In September, payrolls increased by 336,000, confounding fears of a hiring downturn.
In September, job growth was greater than projected, indicating that the US economy is holding up despite increased interest rates, labor unrest, and instability in Washington.
Nonfarm payrolls grew by 336,000 for the month, above the Dow Jones consensus forecast of 170,000 and exceeding the previous month by more than 100,000, the Labor Department reported Friday in a much-anticipated report. The unemployment rate was 3.8%, which was higher than the 3.7% predicted.
Following the revelation, stock market futures fell dramatically, while Treasury rates rose. The Dow Jones Industrial Average began lower, down about 150 points in early trade. The 10-year Treasury yield increased by 0.11 percentage point to 4.83%, close to its highest level since the early days of the financial crisis.
The payrolls rise was the most since January.
“Slowdown? What kind of slowdown? “The U.S. labor market continues to show incredible strength, with nearly twice as many new jobs created last month as expected,” said George Mateyo, chief investment officer at Key Private Bank.
Investors are concerned that a strong economy would compel the Federal Reserve to maintain interest rates high, maybe even raising them further if inflation continues high.
Wage growth, on the other hand, was lower than predicted, with average hourly earnings increasing 0.2% for the month and 4.2% year on year, compared to predictions of 0.3% and 4.3%, respectively.
Traders in the fed funds futures market, however, upped the odds of a rate hike before the end of the year to around 44%, according to the CME Group’s tracker.
“Clearly, it’s raising expectations that the Fed isn’t done,” Liz Ann Sonders, chief financial strategist at Charles Schwab, said. “All else equal, it probably moves the start point for rate cuts, which has been a moving target, to later in 2024.”
Sonders stated that the bond market is “in the driver’s seat” in terms of stocks, a trend that increased earlier this week when the Labor Department announced an increase in job postings for August.
Leisure and hospitality lead the industry with 96,000 new employment. Government (73,000), health care (41,000), and professional, scientific, and technological services (29,000) were also gainers. Jobs in the motion picture and sound recording industries declined by 5,000, bringing the total number of employment losses in Hollywood to 45,000 since May.
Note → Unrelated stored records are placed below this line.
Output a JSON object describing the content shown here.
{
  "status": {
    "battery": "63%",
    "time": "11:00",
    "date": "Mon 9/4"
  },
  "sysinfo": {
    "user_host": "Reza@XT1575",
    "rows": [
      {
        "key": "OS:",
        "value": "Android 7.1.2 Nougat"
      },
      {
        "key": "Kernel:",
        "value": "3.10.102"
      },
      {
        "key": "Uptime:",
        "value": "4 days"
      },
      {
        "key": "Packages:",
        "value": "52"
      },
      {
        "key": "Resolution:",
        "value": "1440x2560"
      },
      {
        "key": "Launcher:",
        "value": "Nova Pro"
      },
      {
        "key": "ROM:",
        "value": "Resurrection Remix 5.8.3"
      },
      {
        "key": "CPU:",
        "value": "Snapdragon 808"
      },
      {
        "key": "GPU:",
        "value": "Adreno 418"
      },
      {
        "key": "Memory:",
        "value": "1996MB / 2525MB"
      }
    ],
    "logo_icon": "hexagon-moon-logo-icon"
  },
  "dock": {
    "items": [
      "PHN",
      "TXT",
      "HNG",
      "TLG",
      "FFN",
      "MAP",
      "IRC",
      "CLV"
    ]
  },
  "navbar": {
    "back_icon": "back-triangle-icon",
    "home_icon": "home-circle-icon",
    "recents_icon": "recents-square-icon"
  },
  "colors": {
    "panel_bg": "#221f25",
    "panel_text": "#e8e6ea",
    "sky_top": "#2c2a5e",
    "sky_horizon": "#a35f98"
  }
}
Service-related businesses gained 234,000 jobs to the overall job increase, while manufacturing added just 29,000. Average hourly wages in the leisure and hospitality business were unchanged month over month, but up 4.7% year over year.
The 263,000 increase in private sector payrolls was significantly ahead of the 89,000 increase reported earlier this week by ADP.
In addition to a strong September, the prior two months had significant upward revisions. August’s gain is now 227,000, up 40,000 from the previous estimate, while July’s gain increased to 236,000 from 157,000. The two months combined were 119,000 greater than previously reported.
The household survey, which is used to determine the jobless rate, rose 215,000.
The labor force participation rate, or the proportion of the workforce that works, remained stable at 62.8%, a half percentage point lower than the pre-Covid pandemic level. The rate for individuals aged 25 to 54 remained constant at 83.5%. A broader measure of unemployment, which includes discouraged employees and those working part-time for economic reasons, fell to 7%.
The September report comes at a critical juncture in the economy and markets.
Treasury rates have risen and equities have fallen amid fears that a still-hot economy will keep the Federal Reserve’s policy tight. Since March 2022, the central bank has hiked interest rates by 5.25 percentage points in an attempt to contain inflation, which is still running well above the Fed’s 2% objective.
According to a new report, the Latino economic production in the United States has increased to $3.2 trillion.
Several authorities have recently stated that they are still concerned about inflation. They have mostly stressed that, while another rate rise before the end of the year is possible, rates are almost expected to remain elevated for “some time.”
Though market pricing implies that the Fed will not hike again, the higher-for-longer story has caused investors concern. Higher interest rates boost the cost of capital and contradict the cheap monetary policy that has sustained Wall Street’s success for the majority of the last 14 years.
A healthy labor market is critical to the interest rate equation.
Policymakers believe that a tight labor market will continue to exert upward pressure on wages, causing prices to rise. Wages, according to Fed officials, did not play a part in the first inflation increase in 2021-22, but have since become more of a factor.